▸ **PROVIDED DATA**:
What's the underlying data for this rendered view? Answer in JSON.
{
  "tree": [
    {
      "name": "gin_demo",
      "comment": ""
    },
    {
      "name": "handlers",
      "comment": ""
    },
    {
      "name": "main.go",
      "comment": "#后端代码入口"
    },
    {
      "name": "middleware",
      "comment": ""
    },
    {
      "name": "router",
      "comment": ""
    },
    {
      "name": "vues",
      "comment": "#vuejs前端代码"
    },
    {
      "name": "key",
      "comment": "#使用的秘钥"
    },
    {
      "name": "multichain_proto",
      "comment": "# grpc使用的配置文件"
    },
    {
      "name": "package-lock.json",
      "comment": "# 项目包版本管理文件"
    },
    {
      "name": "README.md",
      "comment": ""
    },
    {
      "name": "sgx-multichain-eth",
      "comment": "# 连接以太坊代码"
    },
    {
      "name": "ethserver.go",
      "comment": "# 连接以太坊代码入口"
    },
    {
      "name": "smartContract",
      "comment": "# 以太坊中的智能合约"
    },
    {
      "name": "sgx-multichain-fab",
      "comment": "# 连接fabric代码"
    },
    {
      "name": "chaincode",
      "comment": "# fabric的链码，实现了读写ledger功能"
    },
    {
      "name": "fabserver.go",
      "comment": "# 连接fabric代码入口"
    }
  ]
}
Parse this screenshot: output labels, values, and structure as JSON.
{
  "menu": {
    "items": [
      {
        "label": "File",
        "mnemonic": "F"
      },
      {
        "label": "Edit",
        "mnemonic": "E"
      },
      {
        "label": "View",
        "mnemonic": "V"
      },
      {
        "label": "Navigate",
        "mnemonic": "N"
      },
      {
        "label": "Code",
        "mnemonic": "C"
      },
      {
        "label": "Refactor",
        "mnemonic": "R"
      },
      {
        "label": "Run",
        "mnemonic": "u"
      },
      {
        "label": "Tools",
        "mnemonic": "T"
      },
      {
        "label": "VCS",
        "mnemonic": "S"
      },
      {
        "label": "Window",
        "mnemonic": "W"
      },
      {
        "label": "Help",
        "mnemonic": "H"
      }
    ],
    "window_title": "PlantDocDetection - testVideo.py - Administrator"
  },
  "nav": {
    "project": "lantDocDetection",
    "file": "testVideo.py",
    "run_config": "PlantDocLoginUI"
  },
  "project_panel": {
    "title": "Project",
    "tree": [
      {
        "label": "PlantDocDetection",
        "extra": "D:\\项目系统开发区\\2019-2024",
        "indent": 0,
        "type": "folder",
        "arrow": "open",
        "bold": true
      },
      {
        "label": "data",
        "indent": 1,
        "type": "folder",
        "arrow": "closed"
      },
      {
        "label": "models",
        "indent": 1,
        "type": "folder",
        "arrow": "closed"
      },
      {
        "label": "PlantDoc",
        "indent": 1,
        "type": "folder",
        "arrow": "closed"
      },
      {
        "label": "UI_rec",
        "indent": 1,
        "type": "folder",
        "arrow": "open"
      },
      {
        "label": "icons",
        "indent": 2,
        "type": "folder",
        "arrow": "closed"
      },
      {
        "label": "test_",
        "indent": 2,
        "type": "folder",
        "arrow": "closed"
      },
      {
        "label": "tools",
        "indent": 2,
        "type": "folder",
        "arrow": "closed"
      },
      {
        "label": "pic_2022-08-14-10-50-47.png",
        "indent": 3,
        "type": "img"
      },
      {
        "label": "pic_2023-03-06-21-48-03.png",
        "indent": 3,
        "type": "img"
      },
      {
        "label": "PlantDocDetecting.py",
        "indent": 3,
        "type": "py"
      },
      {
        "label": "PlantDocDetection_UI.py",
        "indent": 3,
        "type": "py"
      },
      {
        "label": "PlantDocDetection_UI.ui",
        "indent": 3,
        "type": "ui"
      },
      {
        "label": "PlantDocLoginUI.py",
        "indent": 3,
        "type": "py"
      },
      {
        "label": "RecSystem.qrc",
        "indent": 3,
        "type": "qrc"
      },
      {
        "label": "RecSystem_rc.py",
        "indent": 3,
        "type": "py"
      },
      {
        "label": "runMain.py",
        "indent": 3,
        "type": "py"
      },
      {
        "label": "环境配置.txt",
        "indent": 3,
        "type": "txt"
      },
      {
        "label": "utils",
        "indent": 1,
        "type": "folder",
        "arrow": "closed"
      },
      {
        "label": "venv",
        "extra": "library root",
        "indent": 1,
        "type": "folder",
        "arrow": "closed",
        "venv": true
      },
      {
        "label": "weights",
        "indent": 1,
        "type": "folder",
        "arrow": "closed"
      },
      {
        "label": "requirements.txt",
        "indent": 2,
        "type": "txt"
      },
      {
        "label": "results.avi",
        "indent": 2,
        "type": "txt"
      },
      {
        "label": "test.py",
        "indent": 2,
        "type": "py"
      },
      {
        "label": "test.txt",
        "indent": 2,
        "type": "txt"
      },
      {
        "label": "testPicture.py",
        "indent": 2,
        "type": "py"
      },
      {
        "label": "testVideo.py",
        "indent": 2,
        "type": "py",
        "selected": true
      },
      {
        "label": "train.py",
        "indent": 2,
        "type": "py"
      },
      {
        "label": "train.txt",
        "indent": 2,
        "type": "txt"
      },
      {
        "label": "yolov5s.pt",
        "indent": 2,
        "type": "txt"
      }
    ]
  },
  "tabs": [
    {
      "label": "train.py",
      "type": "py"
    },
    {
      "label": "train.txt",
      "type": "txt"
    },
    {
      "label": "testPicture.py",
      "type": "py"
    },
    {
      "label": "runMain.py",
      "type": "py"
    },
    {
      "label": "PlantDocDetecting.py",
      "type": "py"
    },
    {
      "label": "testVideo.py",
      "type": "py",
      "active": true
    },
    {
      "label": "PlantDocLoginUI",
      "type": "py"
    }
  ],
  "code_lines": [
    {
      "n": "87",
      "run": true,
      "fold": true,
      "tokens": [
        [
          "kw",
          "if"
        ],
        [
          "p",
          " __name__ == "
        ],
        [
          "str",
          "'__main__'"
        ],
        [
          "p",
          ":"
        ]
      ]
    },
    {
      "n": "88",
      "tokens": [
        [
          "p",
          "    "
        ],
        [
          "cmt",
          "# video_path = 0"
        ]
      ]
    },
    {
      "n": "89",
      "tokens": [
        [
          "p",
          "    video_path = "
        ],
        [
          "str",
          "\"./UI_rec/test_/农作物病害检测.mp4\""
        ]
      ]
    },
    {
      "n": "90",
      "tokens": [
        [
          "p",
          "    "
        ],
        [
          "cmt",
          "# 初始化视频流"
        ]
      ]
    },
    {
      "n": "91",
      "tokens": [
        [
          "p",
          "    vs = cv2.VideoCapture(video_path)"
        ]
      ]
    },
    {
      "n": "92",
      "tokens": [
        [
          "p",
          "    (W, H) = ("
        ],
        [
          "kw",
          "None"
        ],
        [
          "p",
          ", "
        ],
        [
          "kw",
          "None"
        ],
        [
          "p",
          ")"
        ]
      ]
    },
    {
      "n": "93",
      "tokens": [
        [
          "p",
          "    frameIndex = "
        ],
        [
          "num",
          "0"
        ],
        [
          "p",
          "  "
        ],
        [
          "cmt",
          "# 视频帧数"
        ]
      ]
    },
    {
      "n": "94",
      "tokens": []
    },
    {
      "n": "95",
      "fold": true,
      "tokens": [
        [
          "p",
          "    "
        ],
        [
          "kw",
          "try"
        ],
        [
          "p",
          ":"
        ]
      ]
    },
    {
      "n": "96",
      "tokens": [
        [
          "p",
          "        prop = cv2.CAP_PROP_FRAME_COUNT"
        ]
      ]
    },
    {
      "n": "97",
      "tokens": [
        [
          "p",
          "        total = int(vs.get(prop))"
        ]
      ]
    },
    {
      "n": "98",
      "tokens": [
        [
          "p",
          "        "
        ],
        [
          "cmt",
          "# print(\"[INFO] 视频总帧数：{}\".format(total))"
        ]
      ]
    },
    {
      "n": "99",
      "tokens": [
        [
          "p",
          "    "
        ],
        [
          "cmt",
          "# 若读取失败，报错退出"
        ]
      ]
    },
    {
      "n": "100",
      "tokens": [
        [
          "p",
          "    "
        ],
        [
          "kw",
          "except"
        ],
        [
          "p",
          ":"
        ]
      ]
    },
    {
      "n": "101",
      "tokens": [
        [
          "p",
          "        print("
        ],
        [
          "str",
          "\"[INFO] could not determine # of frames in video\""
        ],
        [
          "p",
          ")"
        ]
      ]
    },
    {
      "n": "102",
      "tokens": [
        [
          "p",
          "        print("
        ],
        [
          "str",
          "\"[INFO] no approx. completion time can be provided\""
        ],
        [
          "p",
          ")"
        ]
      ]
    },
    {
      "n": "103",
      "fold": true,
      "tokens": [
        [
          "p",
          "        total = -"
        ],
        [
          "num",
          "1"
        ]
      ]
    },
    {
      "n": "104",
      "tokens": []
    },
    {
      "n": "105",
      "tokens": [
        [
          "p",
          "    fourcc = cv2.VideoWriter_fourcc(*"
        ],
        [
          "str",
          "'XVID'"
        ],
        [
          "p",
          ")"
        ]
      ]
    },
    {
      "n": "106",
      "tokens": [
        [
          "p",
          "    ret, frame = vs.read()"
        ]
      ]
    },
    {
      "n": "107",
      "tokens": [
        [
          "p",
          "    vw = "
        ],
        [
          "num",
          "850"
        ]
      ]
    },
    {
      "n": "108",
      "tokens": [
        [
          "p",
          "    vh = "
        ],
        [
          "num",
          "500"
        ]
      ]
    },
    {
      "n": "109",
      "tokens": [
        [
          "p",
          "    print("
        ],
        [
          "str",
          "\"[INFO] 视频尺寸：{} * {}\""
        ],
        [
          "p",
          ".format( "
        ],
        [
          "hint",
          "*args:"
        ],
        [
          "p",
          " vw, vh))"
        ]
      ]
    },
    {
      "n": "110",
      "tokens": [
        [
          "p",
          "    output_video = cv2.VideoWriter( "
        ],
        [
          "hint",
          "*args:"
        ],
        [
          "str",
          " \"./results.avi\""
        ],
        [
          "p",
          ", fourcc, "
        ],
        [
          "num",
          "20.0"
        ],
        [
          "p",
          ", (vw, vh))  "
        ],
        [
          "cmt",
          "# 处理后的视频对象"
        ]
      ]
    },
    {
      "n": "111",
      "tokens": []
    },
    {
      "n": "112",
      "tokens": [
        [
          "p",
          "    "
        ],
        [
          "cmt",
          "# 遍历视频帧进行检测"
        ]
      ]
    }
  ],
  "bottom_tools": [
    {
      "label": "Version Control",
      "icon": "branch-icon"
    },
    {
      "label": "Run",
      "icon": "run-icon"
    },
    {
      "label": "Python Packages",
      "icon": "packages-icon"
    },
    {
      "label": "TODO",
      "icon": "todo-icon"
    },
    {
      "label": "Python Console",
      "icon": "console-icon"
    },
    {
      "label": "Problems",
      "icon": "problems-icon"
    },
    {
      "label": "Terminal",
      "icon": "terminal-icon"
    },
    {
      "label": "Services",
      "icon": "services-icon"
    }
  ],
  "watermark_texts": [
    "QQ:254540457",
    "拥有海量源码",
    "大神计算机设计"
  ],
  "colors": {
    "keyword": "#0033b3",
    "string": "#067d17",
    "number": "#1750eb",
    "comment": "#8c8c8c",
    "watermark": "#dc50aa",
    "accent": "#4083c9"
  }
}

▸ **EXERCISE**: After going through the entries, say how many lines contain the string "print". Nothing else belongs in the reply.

▸ **WRITTEN RESPONSE**: 4